If class action firms advance the regulators’ view that banks may somehow be accountable for deciphering the DNA of every automated clearing house transaction, the strength of compliance management may become as critical to the defense of private litigation as it is to regulatory supervision, say Richard Gottlieb and Valerie Hletko of BuckleySandler LLP.
Although the government shutdown and the debt ceiling crisis are occasionally conflated, they have distinct effects on government operations and on parties interacting and transacting with the government, says Boris Bershteyn, of counsel with Skadden Arps Slate Meagher & Flom LLP and former general counsel of the White House Office of Management and Budget.
For a while, it appeared as though the life insurance industry was willing to accept the Social Security Administration's Death Master File searches as the new normal. Recent events, however, suggest that may not be true as life insurers have vigorously defended against regulators’ claims in court and asserted affirmative claims challenging the regulators’ position, say attorneys with Drinker Biddle & Reath LLP.
While the result in the recent decision of St. Paul Mercury Insurance Co. v. Miller is a noteworthy departure from other decisions ruling that claims brought by the Federal Deposit Insurance Corp. as a receiver do not trigger insured v. insured exclusions, the U.S. District Court for the Northern District of Georgia's opinion is seriously flawed for several reasons, say attorneys with Covington & Burling LLP.
The recent decision in Potomac Insurance Co. of Illinois v. Pennsylvania Manufacturers’ Association Insurance Co., among other things, allows an insurer to provide a vigorous defense for its insured by paying more than its share of defense costs, knowing that it will have a remedy against other, nondefending co-insurers, say Jon Neumann and Natalya Seay of Steptoe & Johnson LLP.
Currently, the government or private plaintiffs can seek to prove violations of the Fair Housing Act by showing either actual disparate treatment or a resulting disparate impact. These are distinctly different standards of liability, and the current lack of clarity on how they may be applied to financial institutions will impact the offering and availability of credit, say attorneys with Dechert LLP.
Practitioners before the Judicial Panel on Multidistrict Litigation should note that the basis for denying or granting MDL motions is not unique to an industry or set of cases.
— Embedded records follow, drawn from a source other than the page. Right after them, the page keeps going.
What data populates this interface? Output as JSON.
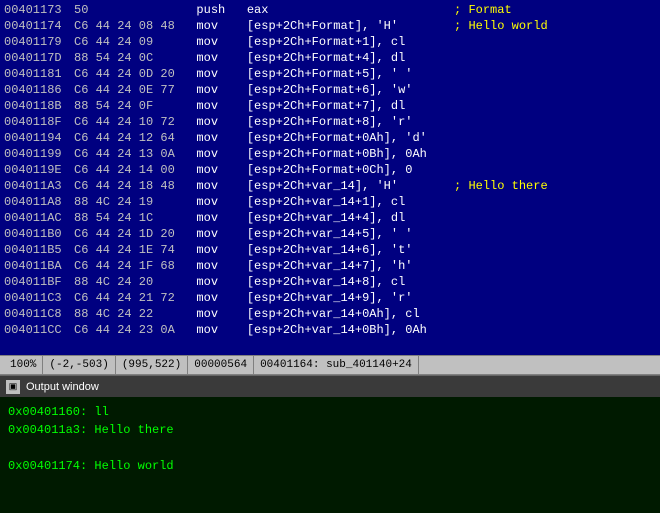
{
  "disasm": {
    "lines": [
      {
        "addr": "00401173",
        "bytes": "50",
        "mnemonic": "push",
        "operands": "eax",
        "comment": "; Format"
      },
      {
        "addr": "00401174",
        "bytes": "C6 44 24 08 48",
        "mnemonic": "mov",
        "operands": "[esp+2Ch+Format], 'H'",
        "comment": "; Hello world"
      },
      {
        "addr": "00401179",
        "bytes": "C6 44 24 09",
        "mnemonic": "mov",
        "operands": "[esp+2Ch+Format+1], cl",
        "comment": ""
      },
      {
        "addr": "0040117D",
        "bytes": "88 54 24 0C",
        "mnemonic": "mov",
        "operands": "[esp+2Ch+Format+4], dl",
        "comment": ""
      },
      {
        "addr": "00401181",
        "bytes": "C6 44 24 0D 20",
        "mnemonic": "mov",
        "operands": "[esp+2Ch+Format+5], ' '",
        "comment": ""
      },
      {
        "addr": "00401186",
        "bytes": "C6 44 24 0E 77",
        "mnemonic": "mov",
        "operands": "[esp+2Ch+Format+6], 'w'",
        "comment": ""
      },
      {
        "addr": "0040118B",
        "bytes": "88 54 24 0F",
        "mnemonic": "mov",
        "operands": "[esp+2Ch+Format+7], dl",
        "comment": ""
      },
      {
        "addr": "0040118F",
        "bytes": "C6 44 24 10 72",
        "mnemonic": "mov",
        "operands": "[esp+2Ch+Format+8], 'r'",
        "comment": ""
      },
      {
        "addr": "00401194",
        "bytes": "C6 44 24 12 64",
        "mnemonic": "mov",
        "operands": "[esp+2Ch+Format+0Ah], 'd'",
        "comment": ""
      },
      {
        "addr": "00401199",
        "bytes": "C6 44 24 13 0A",
        "mnemonic": "mov",
        "operands": "[esp+2Ch+Format+0Bh], 0Ah",
        "comment": ""
      },
      {
        "addr": "0040119E",
        "bytes": "C6 44 24 14 00",
        "mnemonic": "mov",
        "operands": "[esp+2Ch+Format+0Ch], 0",
        "comment": ""
      },
      {
        "addr": "004011A3",
        "bytes": "C6 44 24 18 48",
        "mnemonic": "mov",
        "operands": "[esp+2Ch+var_14], 'H'",
        "comment": "; Hello there"
      },
      {
        "addr": "004011A8",
        "bytes": "88 4C 24 19",
        "mnemonic": "mov",
        "operands": "[esp+2Ch+var_14+1], cl",
        "comment": ""
      },
      {
        "addr": "004011AC",
        "bytes": "88 54 24 1C",
        "mnemonic": "mov",
        "operands": "[esp+2Ch+var_14+4], dl",
        "comment": ""
      },
      {
        "addr": "004011B0",
        "bytes": "C6 44 24 1D 20",
        "mnemonic": "mov",
        "operands": "[esp+2Ch+var_14+5], ' '",
        "comment": ""
      },
      {
        "addr": "004011B5",
        "bytes": "C6 44 24 1E 74",
        "mnemonic": "mov",
        "operands": "[esp+2Ch+var_14+6], 't'",
        "comment": ""
      },
      {
        "addr": "004011BA",
        "bytes": "C6 44 24 1F 68",
        "mnemonic": "mov",
        "operands": "[esp+2Ch+var_14+7], 'h'",
        "comment": ""
      },
      {
        "addr": "004011BF",
        "bytes": "88 4C 24 20",
        "mnemonic": "mov",
        "operands": "[esp+2Ch+var_14+8], cl",
        "comment": ""
      },
      {
        "addr": "004011C3",
        "bytes": "C6 44 24 21 72",
        "mnemonic": "mov",
        "operands": "[esp+2Ch+var_14+9], 'r'",
        "comment": ""
      },
      {
        "addr": "004011C8",
        "bytes": "88 4C 24 22",
        "mnemonic": "mov",
        "operands": "[esp+2Ch+var_14+0Ah], cl",
        "comment": ""
      },
      {
        "addr": "004011CC",
        "bytes": "C6 44 24 23 0A",
        "mnemonic": "mov",
        "operands": "[esp+2Ch+var_14+0Bh], 0Ah",
        "comment": ""
      }
    ]
  },
  "statusbar": {
    "zoom": "100%",
    "coords": "(-2,-503)",
    "offset": "(995,522)",
    "hex": "00000564",
    "info": "00401164: sub_401140+24"
  },
  "output": {
    "title": "Output window",
    "lines": [
      "0x00401160: ll",
      "0x004011a3: Hello there",
      "",
      "0x00401174: Hello world"
    ]
  }
}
Rather, patterns regarding the denial and grant of MDL motions — such as the recent denial of two new food industry MDL proceedings arising from “All Natural” marketing campaigns — cut across industry lines and have certain common characteristics, says Alan Rothman of Kaye Scholer LLP.
A recent survey of more than 1,000 chief legal officers found that 87 percent of in-house counsel indicated ethics and compliance as one of the leading issues keeping them up at night. Government and regulatory changes followed as a top concern now and in the year ahead. This is not because companies intend on breaking laws — but because the laws vary, make compliance a challenge, says James Merklinger, vice president and general counsel of the Association of Corporate Counsel.
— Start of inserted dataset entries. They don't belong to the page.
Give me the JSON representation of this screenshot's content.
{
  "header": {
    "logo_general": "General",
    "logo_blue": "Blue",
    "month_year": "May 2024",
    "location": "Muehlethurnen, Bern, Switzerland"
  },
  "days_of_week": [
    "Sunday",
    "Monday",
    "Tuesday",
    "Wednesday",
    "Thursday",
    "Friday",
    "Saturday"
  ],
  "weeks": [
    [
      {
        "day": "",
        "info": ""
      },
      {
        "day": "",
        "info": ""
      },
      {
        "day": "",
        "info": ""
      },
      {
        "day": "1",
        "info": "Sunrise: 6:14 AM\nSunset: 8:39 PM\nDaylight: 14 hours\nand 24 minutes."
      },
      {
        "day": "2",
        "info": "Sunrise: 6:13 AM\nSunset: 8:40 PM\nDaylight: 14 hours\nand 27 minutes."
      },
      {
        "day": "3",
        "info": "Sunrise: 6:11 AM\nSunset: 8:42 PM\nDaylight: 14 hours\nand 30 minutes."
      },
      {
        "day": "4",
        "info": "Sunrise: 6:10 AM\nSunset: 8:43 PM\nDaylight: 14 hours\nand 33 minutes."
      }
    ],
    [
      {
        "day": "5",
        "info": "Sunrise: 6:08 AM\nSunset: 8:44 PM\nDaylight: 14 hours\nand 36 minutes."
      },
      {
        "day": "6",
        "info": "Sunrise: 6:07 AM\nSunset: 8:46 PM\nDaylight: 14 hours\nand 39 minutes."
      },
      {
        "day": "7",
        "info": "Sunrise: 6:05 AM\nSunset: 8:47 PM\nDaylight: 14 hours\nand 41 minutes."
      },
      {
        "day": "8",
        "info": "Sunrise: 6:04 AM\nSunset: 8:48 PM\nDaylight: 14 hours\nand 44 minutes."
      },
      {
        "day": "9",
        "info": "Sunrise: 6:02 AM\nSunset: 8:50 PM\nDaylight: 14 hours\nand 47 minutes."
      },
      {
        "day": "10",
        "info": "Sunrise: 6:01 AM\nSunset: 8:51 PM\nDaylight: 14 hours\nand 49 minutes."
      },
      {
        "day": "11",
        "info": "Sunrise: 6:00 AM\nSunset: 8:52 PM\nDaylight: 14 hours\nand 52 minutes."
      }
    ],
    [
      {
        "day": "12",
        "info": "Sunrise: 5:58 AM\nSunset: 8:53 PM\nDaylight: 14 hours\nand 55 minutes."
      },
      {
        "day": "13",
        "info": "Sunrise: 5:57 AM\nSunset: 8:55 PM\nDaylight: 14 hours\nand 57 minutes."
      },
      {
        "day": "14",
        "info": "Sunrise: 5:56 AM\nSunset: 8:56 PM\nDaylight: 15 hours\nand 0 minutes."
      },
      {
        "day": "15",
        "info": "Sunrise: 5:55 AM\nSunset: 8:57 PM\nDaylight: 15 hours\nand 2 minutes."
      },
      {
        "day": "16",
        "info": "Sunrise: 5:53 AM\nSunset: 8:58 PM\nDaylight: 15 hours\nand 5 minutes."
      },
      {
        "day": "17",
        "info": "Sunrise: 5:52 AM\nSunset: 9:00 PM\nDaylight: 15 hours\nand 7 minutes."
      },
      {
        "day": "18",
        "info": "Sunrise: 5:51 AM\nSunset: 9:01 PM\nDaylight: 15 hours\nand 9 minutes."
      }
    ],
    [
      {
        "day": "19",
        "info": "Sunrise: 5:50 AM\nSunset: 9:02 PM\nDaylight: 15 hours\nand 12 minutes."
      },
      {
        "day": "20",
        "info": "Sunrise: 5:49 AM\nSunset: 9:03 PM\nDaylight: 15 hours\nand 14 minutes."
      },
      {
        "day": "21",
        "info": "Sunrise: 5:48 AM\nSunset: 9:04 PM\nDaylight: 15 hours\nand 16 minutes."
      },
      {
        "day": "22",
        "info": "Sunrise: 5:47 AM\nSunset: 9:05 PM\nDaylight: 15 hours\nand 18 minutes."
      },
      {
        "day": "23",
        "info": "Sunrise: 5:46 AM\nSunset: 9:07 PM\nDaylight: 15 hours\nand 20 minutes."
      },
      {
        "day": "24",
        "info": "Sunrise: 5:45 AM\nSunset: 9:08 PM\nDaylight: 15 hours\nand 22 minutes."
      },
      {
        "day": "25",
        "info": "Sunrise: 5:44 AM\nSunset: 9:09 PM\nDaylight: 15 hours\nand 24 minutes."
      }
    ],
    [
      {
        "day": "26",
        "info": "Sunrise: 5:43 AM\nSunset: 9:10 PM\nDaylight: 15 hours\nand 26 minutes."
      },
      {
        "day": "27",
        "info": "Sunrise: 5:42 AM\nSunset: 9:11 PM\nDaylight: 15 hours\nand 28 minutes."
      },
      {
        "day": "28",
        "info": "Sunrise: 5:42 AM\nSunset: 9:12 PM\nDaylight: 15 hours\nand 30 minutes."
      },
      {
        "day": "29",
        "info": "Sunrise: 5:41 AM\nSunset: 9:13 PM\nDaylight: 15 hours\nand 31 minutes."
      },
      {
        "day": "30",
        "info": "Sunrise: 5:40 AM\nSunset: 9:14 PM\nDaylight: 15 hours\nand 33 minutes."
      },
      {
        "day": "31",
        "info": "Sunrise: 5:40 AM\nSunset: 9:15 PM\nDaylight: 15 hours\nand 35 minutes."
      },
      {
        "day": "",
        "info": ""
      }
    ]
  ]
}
Although it may take some time for the Insurance Services Office's new data breach exclusionary endorsements to make their way into general liability policies, they provide another reason for companies to carefully consider specialty cyber insurance. Even where insurance policies do not contain the newer limitations or exclusions, insurers may argue that cyber risks are not covered under traditional policies, says Robert Anderson of K&L Gates LLP.
The procedural nature of a wrongful death action is fairly simple when all of a decedent’s beneficiaries file the action but may become complicated if any of the beneficiaries are not included. When a defendant knows that a beneficiary has filed to include another known beneficiary, he or she should raise the issue as it will be advantageous for three reasons, say Michael Blumenfeld and Lee Douthitt of Miles & Stockbridge PC.